Fitch also initially opposed parts of the Democrats 2001 redistricting plans because of a reduction of minority influence. Speaker Jim Black worked with Gov. Easley to get Fitch out of the legislature by getting him appointed to the bench. Fitch won all the way around.  

This year Fitch joined Blue and most senate Democrats in opposing the GOP budget in the senate.  

“Democrats in the legislature also are having a difficult time getting a message to break through, because their message is the same as Governor Cooper, and the governor has already articulated that message,” said Crone. 

Currently Republicans have a 69-51 majority in the State House. Of those, 51 Democrat members only 10 (19.61%) ever served in a Democrat Majority. 

Two of those members; only served one term in a Democratic Majority, the last time in 2009-2010:  

  • Kelly Alexander (D-Mecklenburg) 
  • Rosa Gill (D-Wake) 

Five members served three terms in the Democratic Majority, taking office in 2005:  

  • Grier Martin (D-Wake) 
  • Pricey Harrison (D-Guilford)  
  • Michael Wray (D-Northampton)  
  • Garland Pierce (D-Scotland)  
  • Susan Fisher (D-Buncombe)  

Three others had long stints in the Democratic Majority 

  • Becky Carney (D-Mecklenburg) elected 2002 
  • Verla Insko (D-Orange) elected 1996 
  • Marvin Lucas, (D-Cumberland) elected 2000  

Nine of the 51 Democrat member of the State House (17.65%) crossed the aisle to vote for the GOP budget.  

Three of those nine (33%) had previously served in a Democratic Majority.  (Lucas, Pierce, Wray)  
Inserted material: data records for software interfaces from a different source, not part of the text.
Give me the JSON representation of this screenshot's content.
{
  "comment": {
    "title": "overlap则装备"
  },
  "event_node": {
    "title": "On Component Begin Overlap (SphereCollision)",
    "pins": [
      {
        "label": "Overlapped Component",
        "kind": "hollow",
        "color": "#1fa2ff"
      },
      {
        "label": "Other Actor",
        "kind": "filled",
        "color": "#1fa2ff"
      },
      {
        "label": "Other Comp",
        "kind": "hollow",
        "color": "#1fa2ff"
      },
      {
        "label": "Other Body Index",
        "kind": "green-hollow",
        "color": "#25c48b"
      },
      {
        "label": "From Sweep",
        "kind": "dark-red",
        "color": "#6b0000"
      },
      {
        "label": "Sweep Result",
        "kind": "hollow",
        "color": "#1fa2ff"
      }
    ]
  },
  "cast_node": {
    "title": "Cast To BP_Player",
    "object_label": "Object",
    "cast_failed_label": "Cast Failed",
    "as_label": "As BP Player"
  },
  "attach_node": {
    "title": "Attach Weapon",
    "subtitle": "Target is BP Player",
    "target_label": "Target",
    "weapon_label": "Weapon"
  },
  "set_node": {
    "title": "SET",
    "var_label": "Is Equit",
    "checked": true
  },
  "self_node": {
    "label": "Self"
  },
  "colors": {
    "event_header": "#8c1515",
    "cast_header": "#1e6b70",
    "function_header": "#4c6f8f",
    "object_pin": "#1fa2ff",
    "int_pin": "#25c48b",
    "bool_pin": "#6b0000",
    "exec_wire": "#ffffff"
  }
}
Former State Representative Leo Daughtry of Johnston County has unique experience in this area.  

Daughtry served in the State Senate and State House in the Republican minority. He became House Majority leader in 1995. After Republicans lost control of the House in the 1998 elections, he became Minority Leader. 

“I was a better legislator when I went into the minority for the second time after having served in the Majority, said Daughtry in an interview with CJ. “You learn the art of governing, the art of making deals, working through tough choices. It is different than just throwing hand grenades. I was also able to accomplish some important things working with Democrats, by opposing them, when necessary, but working with them when possible. 

Democrats should not worry about a losing a primary because they worked with Republicans to pass a budget, said Crone. “The result is overall higher spending plus securing funding for favored projects in their districts.” 

Further, the bottom-line choice is the same for every legislative Democrat. Blocking a GOP budget from taking place will result in well over a billion dollars less in spending while blocking state employees of raises and considerable investments in infrastructure, education, and transportation. 

Working with the GOP on the budget would also mean excepting large tax cuts, expansion of school choice and other GOP priorities most Democrats oppose.  

It’s a tough choice, and the time for choosing is upon us.  

Yet one can’t help but wonder if that choice would be easier for Democrats if more of them had experience in running government and making those tough choices, that legislators serving in the majority make on a routine basis.